Parents of the abducted students of Salihu Tanko Islamiyya School in Tegina, Niger State, have opposed the decision of the government to deploy a military operation to rescue the students from their abductors.
Secretary to the State Government (SSG), Alhaji Ahmed Ibrahim Matane, said in Minna on Monday that government wanted to use the military to raid the forests where the girls are being held but the parents opposed the plan because of the likelihood of a collateral damage to some of the girls.
Matane said: “Government wanted to use the special security corps it launched in mid June to enter the forests and confront the bandits but the parents of the kids begged that they would not like to lose any child. The parents came and begged us to allow them exhaust all the peaceful means to secure their children and that’s why we halted the operation.
“You know this type of operation will end up in collateral damage. We know where these bandits are; we are monitoring their movement.”
Matane said the government has a policy of not paying ransom to bandits because the money paid has been discovered to be used to buy more arms and ammunition with which they intimidate ordinary citizens.
He disclosed that the state government has been singlehandedly funding all the security operations in the state, adding that no fewer than 1,000 soldiers, policemen and men of the local vigilante are catered for on a daily basis.
Matane, who expressed gratitude to the personnel, said, “We as a state gives daily allowances to these security operatives. We provide vehicles, sometimes boots, and allowances to boost the morale of the men and also food and medications to these gallant officers”.

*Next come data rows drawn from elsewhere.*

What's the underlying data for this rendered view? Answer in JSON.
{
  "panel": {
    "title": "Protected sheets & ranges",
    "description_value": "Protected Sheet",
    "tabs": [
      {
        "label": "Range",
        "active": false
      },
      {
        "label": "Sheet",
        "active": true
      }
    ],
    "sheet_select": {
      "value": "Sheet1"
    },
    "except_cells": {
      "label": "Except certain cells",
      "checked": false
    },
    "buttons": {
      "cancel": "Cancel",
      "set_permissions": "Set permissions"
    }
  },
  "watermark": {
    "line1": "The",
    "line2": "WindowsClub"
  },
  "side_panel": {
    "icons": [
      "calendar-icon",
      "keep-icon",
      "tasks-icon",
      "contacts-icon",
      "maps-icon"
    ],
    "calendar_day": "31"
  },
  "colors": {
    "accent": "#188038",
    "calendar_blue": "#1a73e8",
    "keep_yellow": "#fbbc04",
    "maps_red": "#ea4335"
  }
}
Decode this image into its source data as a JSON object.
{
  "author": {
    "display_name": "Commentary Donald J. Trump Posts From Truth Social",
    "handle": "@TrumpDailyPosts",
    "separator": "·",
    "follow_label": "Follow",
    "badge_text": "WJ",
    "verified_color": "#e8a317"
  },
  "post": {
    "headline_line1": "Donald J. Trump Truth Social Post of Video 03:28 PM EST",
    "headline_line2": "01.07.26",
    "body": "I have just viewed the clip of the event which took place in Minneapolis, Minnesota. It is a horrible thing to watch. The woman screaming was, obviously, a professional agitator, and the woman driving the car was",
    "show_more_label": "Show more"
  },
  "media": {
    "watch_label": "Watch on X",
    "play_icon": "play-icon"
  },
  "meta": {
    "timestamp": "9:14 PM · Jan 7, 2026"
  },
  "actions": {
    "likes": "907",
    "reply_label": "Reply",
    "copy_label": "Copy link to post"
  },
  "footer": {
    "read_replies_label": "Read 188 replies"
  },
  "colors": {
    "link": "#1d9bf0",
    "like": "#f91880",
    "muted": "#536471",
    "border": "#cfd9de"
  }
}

He said the greatest challenge being faced by the government in the battle against banditry is how to overcome the internal saboteurs, disclosing that “informants and other merchants of terror have posed the greatest clog in efforts to end the menace.